| WHAT TO WORK ON |
Examine the records and identify each line that includes the string "icon". Copy those lines.

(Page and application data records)
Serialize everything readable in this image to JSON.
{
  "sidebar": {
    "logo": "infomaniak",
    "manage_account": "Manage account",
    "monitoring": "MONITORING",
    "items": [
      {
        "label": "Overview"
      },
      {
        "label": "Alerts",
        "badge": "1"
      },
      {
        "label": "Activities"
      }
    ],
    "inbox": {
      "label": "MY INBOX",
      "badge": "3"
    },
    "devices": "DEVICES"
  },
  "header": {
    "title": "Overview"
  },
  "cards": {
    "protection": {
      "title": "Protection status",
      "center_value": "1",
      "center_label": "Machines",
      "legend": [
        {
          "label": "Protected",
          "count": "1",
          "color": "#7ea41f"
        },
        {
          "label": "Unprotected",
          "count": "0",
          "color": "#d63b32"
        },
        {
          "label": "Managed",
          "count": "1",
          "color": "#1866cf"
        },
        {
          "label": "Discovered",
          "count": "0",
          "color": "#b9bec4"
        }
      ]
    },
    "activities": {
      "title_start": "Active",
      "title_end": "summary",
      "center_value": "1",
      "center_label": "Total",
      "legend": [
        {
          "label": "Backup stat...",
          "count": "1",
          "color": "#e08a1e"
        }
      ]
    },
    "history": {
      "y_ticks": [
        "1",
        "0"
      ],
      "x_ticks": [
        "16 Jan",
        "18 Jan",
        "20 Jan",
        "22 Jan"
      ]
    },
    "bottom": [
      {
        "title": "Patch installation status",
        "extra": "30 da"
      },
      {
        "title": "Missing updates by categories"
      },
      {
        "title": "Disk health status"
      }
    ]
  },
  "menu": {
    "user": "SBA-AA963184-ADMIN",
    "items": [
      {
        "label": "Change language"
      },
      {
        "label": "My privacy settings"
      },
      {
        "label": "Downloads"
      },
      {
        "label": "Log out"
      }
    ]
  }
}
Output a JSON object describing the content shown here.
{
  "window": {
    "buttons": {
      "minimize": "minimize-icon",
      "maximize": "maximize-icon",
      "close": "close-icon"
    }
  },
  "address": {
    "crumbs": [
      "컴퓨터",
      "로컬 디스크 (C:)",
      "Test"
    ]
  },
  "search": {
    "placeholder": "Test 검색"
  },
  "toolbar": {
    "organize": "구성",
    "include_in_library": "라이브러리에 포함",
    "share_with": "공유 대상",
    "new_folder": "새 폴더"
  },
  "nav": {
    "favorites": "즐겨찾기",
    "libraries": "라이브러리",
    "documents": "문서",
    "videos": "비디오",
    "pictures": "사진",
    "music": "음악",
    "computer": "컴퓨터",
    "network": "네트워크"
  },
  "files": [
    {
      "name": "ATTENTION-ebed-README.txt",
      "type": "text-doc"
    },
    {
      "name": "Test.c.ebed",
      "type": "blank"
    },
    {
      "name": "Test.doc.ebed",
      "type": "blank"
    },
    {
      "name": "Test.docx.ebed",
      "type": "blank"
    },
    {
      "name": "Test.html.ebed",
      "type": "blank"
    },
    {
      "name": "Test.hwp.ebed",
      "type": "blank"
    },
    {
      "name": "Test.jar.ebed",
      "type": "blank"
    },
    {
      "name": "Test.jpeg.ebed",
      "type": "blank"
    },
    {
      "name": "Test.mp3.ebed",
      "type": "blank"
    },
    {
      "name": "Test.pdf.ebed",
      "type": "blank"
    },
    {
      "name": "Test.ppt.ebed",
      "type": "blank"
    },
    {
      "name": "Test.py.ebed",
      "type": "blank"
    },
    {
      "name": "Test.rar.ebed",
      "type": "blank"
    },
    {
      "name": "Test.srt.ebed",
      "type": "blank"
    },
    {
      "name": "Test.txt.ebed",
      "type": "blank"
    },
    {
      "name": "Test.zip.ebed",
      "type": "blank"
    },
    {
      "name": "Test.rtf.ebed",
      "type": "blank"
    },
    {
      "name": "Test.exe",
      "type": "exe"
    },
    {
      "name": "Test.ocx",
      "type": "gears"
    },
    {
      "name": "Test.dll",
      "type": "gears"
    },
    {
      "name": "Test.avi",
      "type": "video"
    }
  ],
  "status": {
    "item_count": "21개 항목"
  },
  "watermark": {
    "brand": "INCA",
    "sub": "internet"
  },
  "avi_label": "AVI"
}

| SOLUTION FOR THIS EXERCISE |
      "minimize": "minimize-icon",
      "maximize": "maximize-icon",
      "close": "close-icon"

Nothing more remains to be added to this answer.